Child Labour, Social Justice, Neoliberal, Digital Economy, Social Media
This major research paper explores the historical shifts in labour and childhood, highlighting children’s ongoing implication in the capitalist market. My focus is influencer marketing, the newest form of digital work. The onset of social media and the introduction of the “influencer” is a cultural and political-economic shift that has expanded the definition of labour, whether this form of labour is widely recognized or not. The Instamom has emerged from this redefinition of labour; these individuals have curated influencer status by advertising their life as a mom on social media, particularly Instagram. This becomes problematic as children are inherently involved in the income- generating labour process, and there are no laws protecting children from possible exploitation. In addition to labour, children are also unable to consent to having a permanent digital footprint which poses an ethical threat. There exists a substantial body of research and literature on the topic of child labour. Yet, there remains a fixation on child labour in the form of physical exploitation of children while corporations profit. Many international organizations such as the International Labour Organization (ILO) outline the risks and hazards associated with child labour to fight for children’s rights and lobby for rigorous labour laws. While childhood and child labour within research and advocacy groups is understood as static and physical, this project presents alternate theorizations. I identify four subthemes that will be critically analyzed: Sponsored posts, candid photos, baby bump pictures, and relatable posts. Combined, all four themes showcase how children perform a necessary form of labour in this new social media economy I conclude the inclusion of children in Instamom content constitutes a form of labour and requires recognition as such for a legislative response.

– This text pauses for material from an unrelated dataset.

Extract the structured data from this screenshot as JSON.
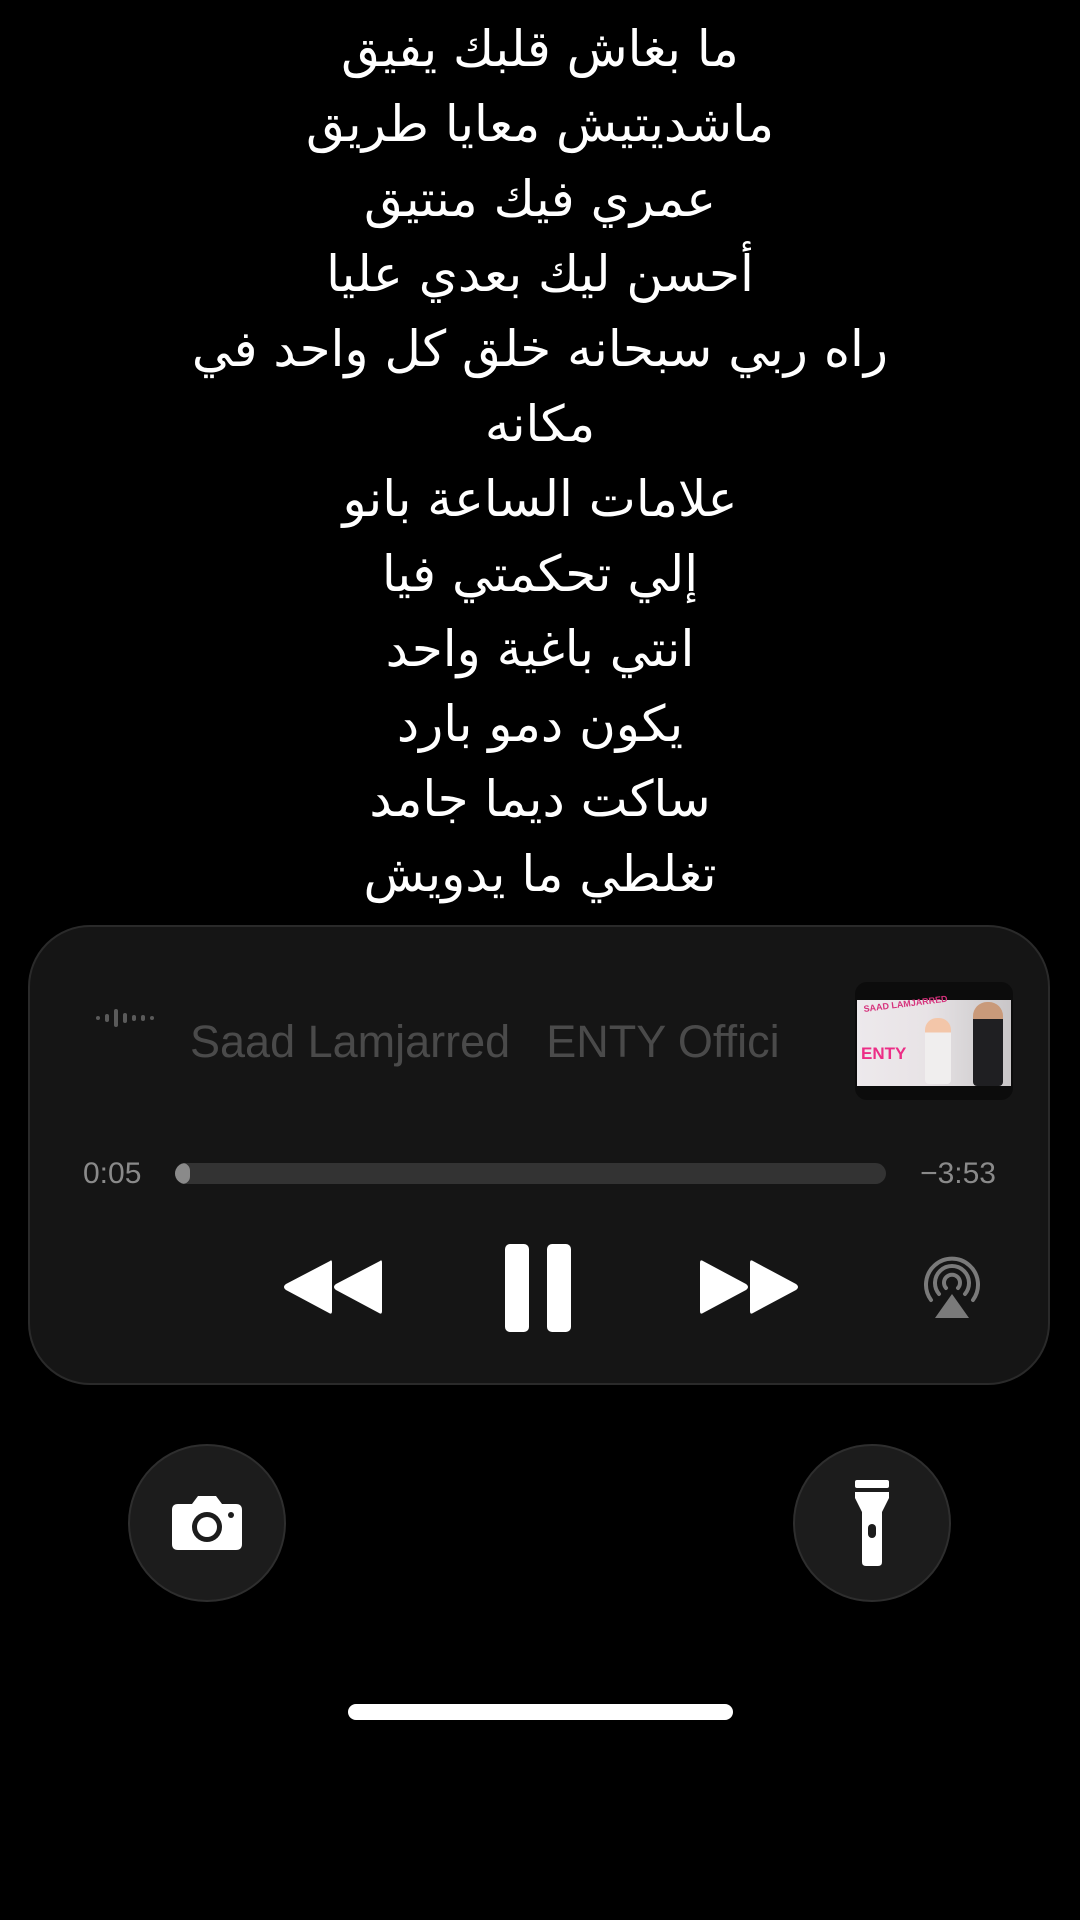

Dr. Kyle Asquith
Dr. Valerie Scatamburlo-D’Annibale
Master of Arts
Communication, Media and Film
Major Research Paper